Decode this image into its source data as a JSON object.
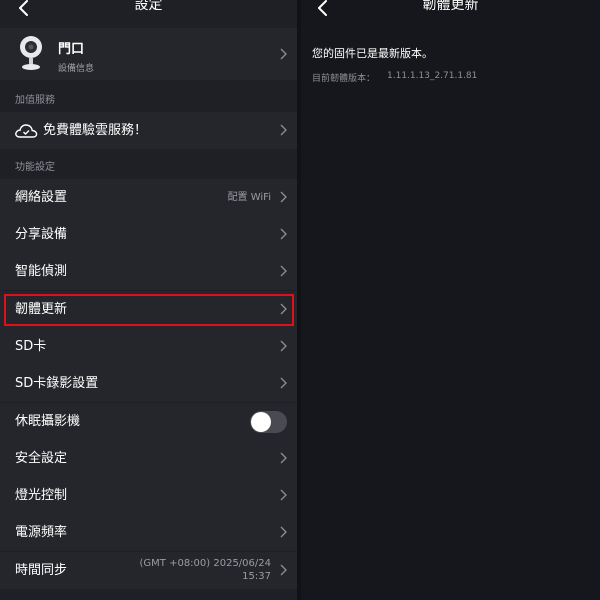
{
  "left_panel": {
    "header_title": "設定",
    "device": {
      "name": "門口",
      "subtitle": "設備信息"
    },
    "section_value_added": "加值服務",
    "cloud_service_label": "免費體驗雲服務！",
    "section_functions": "功能設定",
    "items": [
      {
        "label": "網絡設置",
        "value": "配置 WiFi"
      },
      {
        "label": "分享設備"
      },
      {
        "label": "智能偵測"
      },
      {
        "label": "韌體更新"
      },
      {
        "label": "SD卡"
      },
      {
        "label": "SD卡錄影設置"
      },
      {
        "label": "休眠攝影機",
        "toggle": false
      },
      {
        "label": " 安全設定"
      },
      {
        "label": "燈光控制"
      },
      {
        "label": "電源頻率"
      },
      {
        "label": "時間同步",
        "value_line1": "(GMT +08:00) 2025/06/24",
        "value_line2": "15:37"
      }
    ]
  },
  "right_panel": {
    "header_title": "韌體更新",
    "status_text": "您的固件已是最新版本。",
    "version_label": "目前韌體版本：",
    "version_value": "1.11.1.13_2.71.1.81"
  },
  "colors": {
    "highlight": "#e0101a",
    "panel_bg": "#1f2026",
    "row_bg": "#25262c",
    "page_bg": "#16171c"
  },
  "icons": {
    "back": "chevron-left-icon",
    "row_arrow": "chevron-right-icon",
    "device": "camera-icon",
    "cloud": "cloud-icon"
  }
}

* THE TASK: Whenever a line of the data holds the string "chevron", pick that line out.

* ANSWER BOX:
    "back": "chevron-left-icon",
    "row_arrow": "chevron-right-icon",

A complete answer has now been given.